In their paper, Cowtan & Way apply a kriging approach to fill in the gaps between surface measurements, but they do so for both land and oceans. In a second approach, they also take advantage of the near-global coverage of satellite observations, combining the University of Alabama at Huntsville (UAH) satellite temperature measurements with the available surface data to fill in the gaps with a ‘hybrid’ temperature data set. They found that the kriging method works best to estimate temperatures over the oceans, while the hybrid method works best over land and most importantly sea ice, which accounts for much of the unobserved region.
Cowtan & Way investigate the claim of a global surface warming ‘pause’ over the past 16 years by examining the trends from 1997 through 2012. While HadCRUT4 only estimates the surface warming trend at 0.046°C per decade during that time, and NASA puts it at 0.080°C per decade, the new kriging and hybrid data sets estimate the trend during this time at 0.11 and 0.12°C per decade, respectively.
These results indicate that the slowed warming of average global surface temperature is not as significant as previously believed. Surface warming has slowed somewhat, in large part due to more overall global warming being transferred to the oceans over the past decade. However, these sorts of temporary surface warming slowdowns (and speed-ups) occur on a regular basis due to short-term natural influences.
The results of this study also have bearing on some recent research. For example, correcting for the recent cool bias indicates that global surface temperatures are not as far from the average of climate model projections as we previously thought, and certainly fall within the range of individual climate model temperature simulations. Recent studies that concluded the global climate is a bit less sensitive to the increased greenhouse effect than previously believed may also have somewhat underestimated the actual climate sensitivity.
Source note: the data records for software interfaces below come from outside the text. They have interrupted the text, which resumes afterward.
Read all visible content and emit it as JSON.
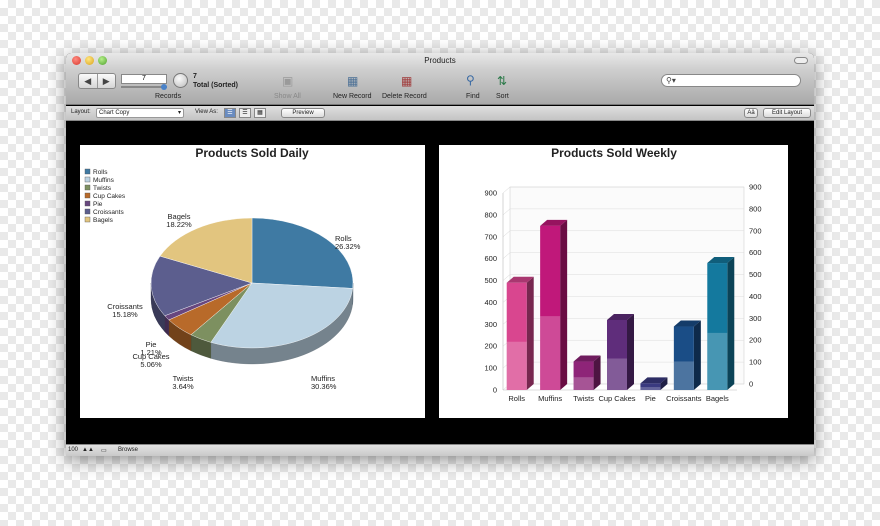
{
  "window": {
    "title": "Products"
  },
  "toolbar": {
    "record_number": "7",
    "records_label": "Records",
    "total_count": "7",
    "total_label": "Total (Sorted)",
    "show_all_label": "Show All",
    "new_record_label": "New Record",
    "delete_record_label": "Delete Record",
    "find_label": "Find",
    "sort_label": "Sort",
    "search_placeholder": "",
    "search_icon": "magnifier-icon"
  },
  "layout_bar": {
    "layout_label": "Layout:",
    "layout_value": "Chart Copy",
    "view_as_label": "View As:",
    "preview_label": "Preview",
    "aa_label": "Aâ",
    "edit_layout_label": "Edit Layout"
  },
  "status_bar": {
    "zoom": "100",
    "mode": "Browse"
  },
  "chart_data": [
    {
      "type": "pie",
      "title": "Products Sold Daily",
      "legend_placement": "top-left",
      "legend": [
        "Rolls",
        "Muffins",
        "Twists",
        "Cup Cakes",
        "Pie",
        "Croissants",
        "Bagels"
      ],
      "slices": [
        {
          "label": "Rolls",
          "value": 26.32,
          "text": "26.32%",
          "color": "#3f7aa3"
        },
        {
          "label": "Muffins",
          "value": 30.36,
          "text": "30.36%",
          "color": "#bcd3e3"
        },
        {
          "label": "Twists",
          "value": 3.64,
          "text": "3.64%",
          "color": "#7d9060"
        },
        {
          "label": "Cup Cakes",
          "value": 5.06,
          "text": "5.06%",
          "color": "#b86a2a"
        },
        {
          "label": "Pie",
          "value": 1.21,
          "text": "1.21%",
          "color": "#68477f"
        },
        {
          "label": "Croissants",
          "value": 15.18,
          "text": "15.18%",
          "color": "#5c5e8e"
        },
        {
          "label": "Bagels",
          "value": 18.22,
          "text": "18.22%",
          "color": "#e2c57f"
        }
      ]
    },
    {
      "type": "bar",
      "title": "Products Sold Weekly",
      "categories": [
        "Rolls",
        "Muffins",
        "Twists",
        "Cup Cakes",
        "Pie",
        "Croissants",
        "Bagels"
      ],
      "values": [
        490,
        750,
        130,
        320,
        30,
        290,
        580
      ],
      "colors": [
        "#d9468f",
        "#c0187a",
        "#8e2478",
        "#5f2d7b",
        "#3a3a80",
        "#1a4d86",
        "#14799e"
      ],
      "ylim": [
        0,
        900
      ],
      "yticks": [
        0,
        100,
        200,
        300,
        400,
        500,
        600,
        700,
        800,
        900
      ],
      "grid": true
    }
  ]
}
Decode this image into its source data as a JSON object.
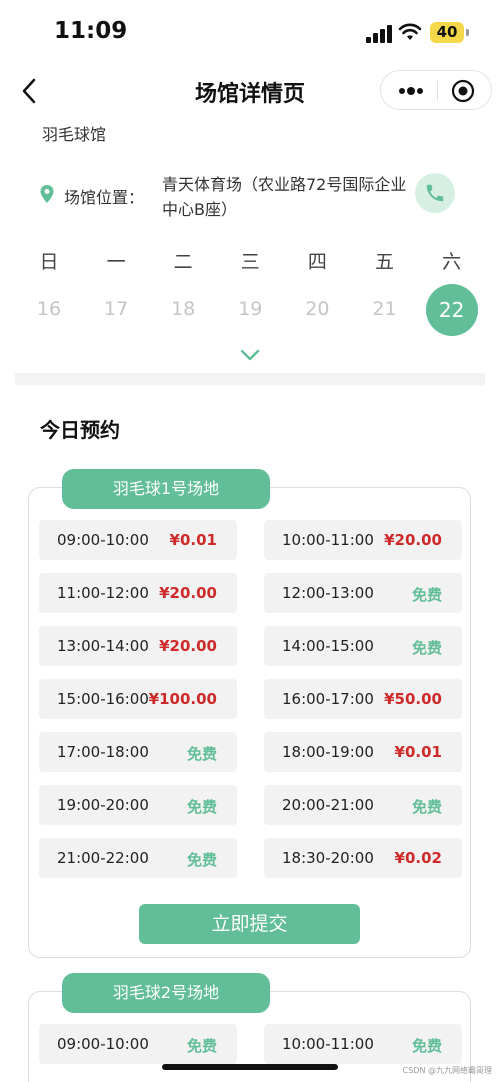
{
  "status_bar": {
    "time": "11:09",
    "battery": "40"
  },
  "nav": {
    "title": "场馆详情页"
  },
  "venue": {
    "name": "羽毛球馆",
    "location_label": "场馆位置：",
    "address": "青天体育场（农业路72号国际企业中心B座）"
  },
  "calendar": {
    "weekdays": [
      "日",
      "一",
      "二",
      "三",
      "四",
      "五",
      "六"
    ],
    "dates": [
      "16",
      "17",
      "18",
      "19",
      "20",
      "21",
      "22"
    ],
    "selected": "22"
  },
  "today": {
    "title": "今日预约"
  },
  "courts": [
    {
      "name": "羽毛球1号场地",
      "slots": [
        {
          "time": "09:00-10:00",
          "price": "¥0.01",
          "free": false
        },
        {
          "time": "10:00-11:00",
          "price": "¥20.00",
          "free": false
        },
        {
          "time": "11:00-12:00",
          "price": "¥20.00",
          "free": false
        },
        {
          "time": "12:00-13:00",
          "price": "免费",
          "free": true
        },
        {
          "time": "13:00-14:00",
          "price": "¥20.00",
          "free": false
        },
        {
          "time": "14:00-15:00",
          "price": "免费",
          "free": true
        },
        {
          "time": "15:00-16:00",
          "price": "¥100.00",
          "free": false
        },
        {
          "time": "16:00-17:00",
          "price": "¥50.00",
          "free": false
        },
        {
          "time": "17:00-18:00",
          "price": "免费",
          "free": true
        },
        {
          "time": "18:00-19:00",
          "price": "¥0.01",
          "free": false
        },
        {
          "time": "19:00-20:00",
          "price": "免费",
          "free": true
        },
        {
          "time": "20:00-21:00",
          "price": "免费",
          "free": true
        },
        {
          "time": "21:00-22:00",
          "price": "免费",
          "free": true
        },
        {
          "time": "18:30-20:00",
          "price": "¥0.02",
          "free": false
        }
      ],
      "submit_label": "立即提交"
    },
    {
      "name": "羽毛球2号场地",
      "slots": [
        {
          "time": "09:00-10:00",
          "price": "免费",
          "free": true
        },
        {
          "time": "10:00-11:00",
          "price": "免费",
          "free": true
        }
      ]
    }
  ],
  "watermark": "CSDN @九九网络霸哥理",
  "colors": {
    "accent": "#62be99",
    "price_red": "#cf2a2a",
    "slot_bg": "#f2f2f2"
  }
}
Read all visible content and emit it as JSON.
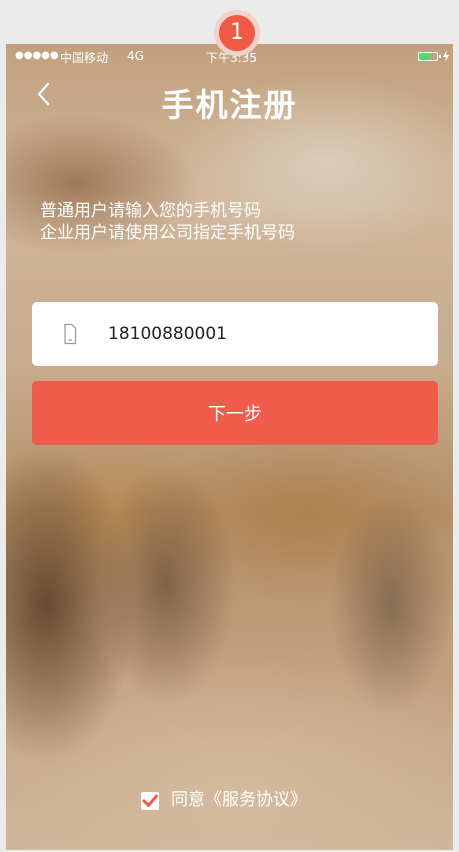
{
  "status_bar": {
    "signal": "●●●●●",
    "carrier": "中国移动",
    "network": "4G",
    "time": "下午3:35",
    "battery_level_fraction": 0.65
  },
  "step_badge": "1",
  "header": {
    "title": "手机注册",
    "back_icon": "chevron-left-icon"
  },
  "intro": {
    "line1": "普通用户请输入您的手机号码",
    "line2": "企业用户请使用公司指定手机号码"
  },
  "phone_field": {
    "value": "18100880001",
    "icon": "phone-icon"
  },
  "next_button": {
    "label": "下一步",
    "color": "#f05c4c"
  },
  "agreement": {
    "checked": true,
    "label": "同意《服务协议》",
    "check_color": "#f05c4c"
  }
}
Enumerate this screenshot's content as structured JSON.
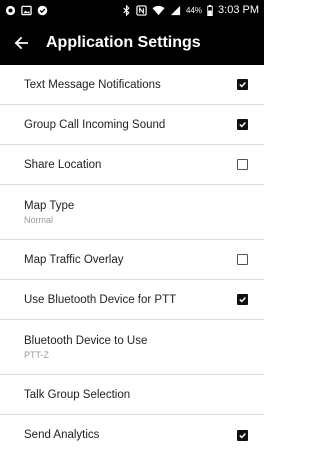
{
  "status_bar": {
    "battery": "44%",
    "time": "3:03 PM",
    "left_icons": [
      "whatsapp-icon",
      "image-icon",
      "check-circle-icon"
    ],
    "right_icons": [
      "bluetooth-icon",
      "nfc-icon",
      "wifi-icon",
      "signal-icon",
      "battery-icon"
    ]
  },
  "header": {
    "title": "Application Settings",
    "back_icon": "arrow-left-icon"
  },
  "settings": [
    {
      "label": "Text Message Notifications",
      "checked": true
    },
    {
      "label": "Group Call Incoming Sound",
      "checked": true
    },
    {
      "label": "Share Location",
      "checked": false
    },
    {
      "label": "Map Type",
      "value": "Normal"
    },
    {
      "label": "Map Traffic Overlay",
      "checked": false
    },
    {
      "label": "Use Bluetooth Device for PTT",
      "checked": true
    },
    {
      "label": "Bluetooth Device to Use",
      "value": "PTT-Z"
    },
    {
      "label": "Talk Group Selection"
    },
    {
      "label": "Send Analytics",
      "checked": true
    }
  ],
  "colors": {
    "app_bar": "#000000",
    "divider": "#dcdcdc",
    "checked": "#111111"
  }
}
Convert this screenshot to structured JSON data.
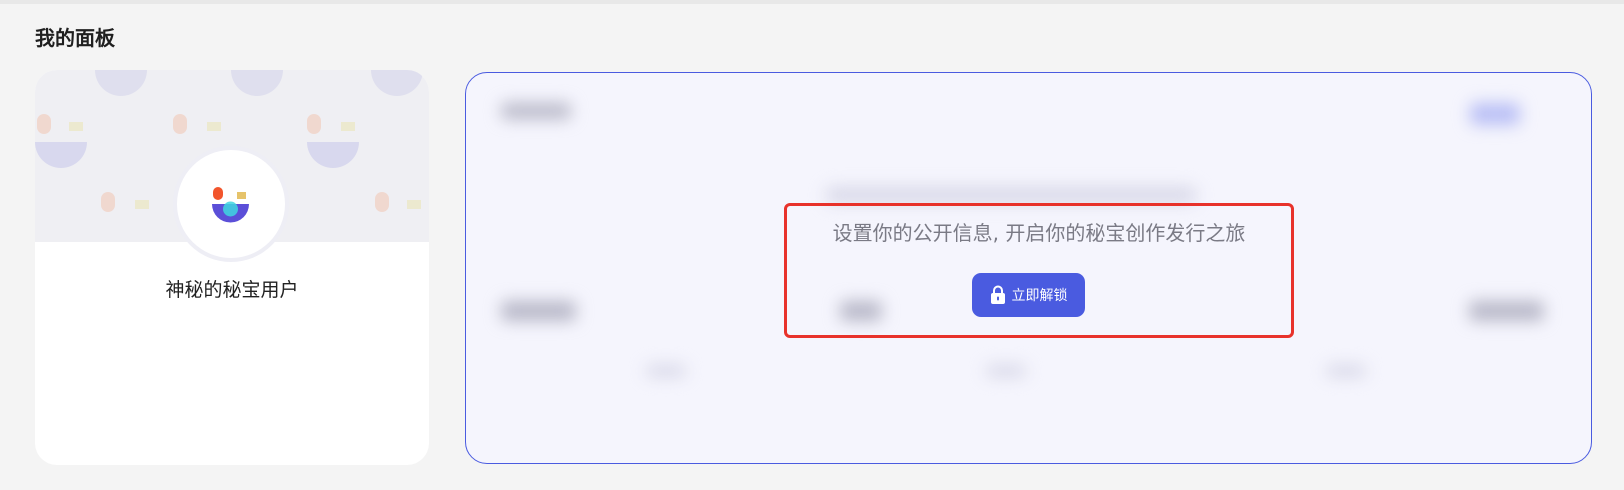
{
  "section": {
    "title": "我的面板"
  },
  "profile": {
    "username": "神秘的秘宝用户",
    "avatar_icon": "smile-face-icon"
  },
  "locked_panel": {
    "message": "设置你的公开信息, 开启你的秘宝创作发行之旅",
    "unlock_button_label": "立即解锁",
    "unlock_icon": "lock-icon"
  },
  "colors": {
    "accent": "#4a5be0",
    "highlight_border": "#e8322b",
    "panel_background": "#f5f5fd",
    "page_background": "#f4f4f4"
  }
}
This is of course just one study, as Dr. Cowtan is quick to note.
“No difficult scientific problem is ever solved in a single paper. I don’t expect our paper to be the last word on this, but I hope we have advanced the discussion.”
To give a flavor of twitter discussion:
John Kennedy: The irony is that the study being used to bash HadCRUT4 assumes that HadCRUT4 is correct where we have data.
The paper is getting plenty of media attention, I’m also getting queries from reporters.
Let’s take a look at the 3 methods they use to fill in missing data, primarily in Africa, Arctic, and Antarctic.
- 1. Kriging
- 2. UAH satellite analyses of surface air temperature
- 3. NCAR NCEP reanalysis
The state that most of the difference in their reconstructed global average comes from the Arctic, so I focus on the Arctic (which is where I have special expertise in any event).
First, Kriging. Kriging across land/ocean/sea ice boundaries makes no physical sense. While the paper cites Rigor et al. (2000) that shows ‘some’ correlation in winter between land and sea ice temps at up to 1000 km, I would expect no correlation in other seasons.
Second, UAH satellite analyses. Not useful at high latitudes in the presence of temperature inversions and not useful over sea ice (which has a very complex spatially varying microwave emission signature). Hopefully John Christy will chime in on this.
Third, re reanalyses in the Arctic. See Fig 1 from this paper, which gives you a sense of the magnitude of grid point errors for one point over an annual cycle. Some potential utility here, but reanalyses are not useful for trends owing to temporal inhomogeneities in the datasets that are assimilated.
So I don’t think Cowtan and Wray’s analysis adds anything to our understanding of the global surface temperature field and the ‘pause.’
The bottom line remains Ed Hawkins’ figure that compares climate model simulations for regions where the surface observations exist. This is the appropriate way to compare climate models to surface observations, and the outstanding issue is that the climate models and observations disagree.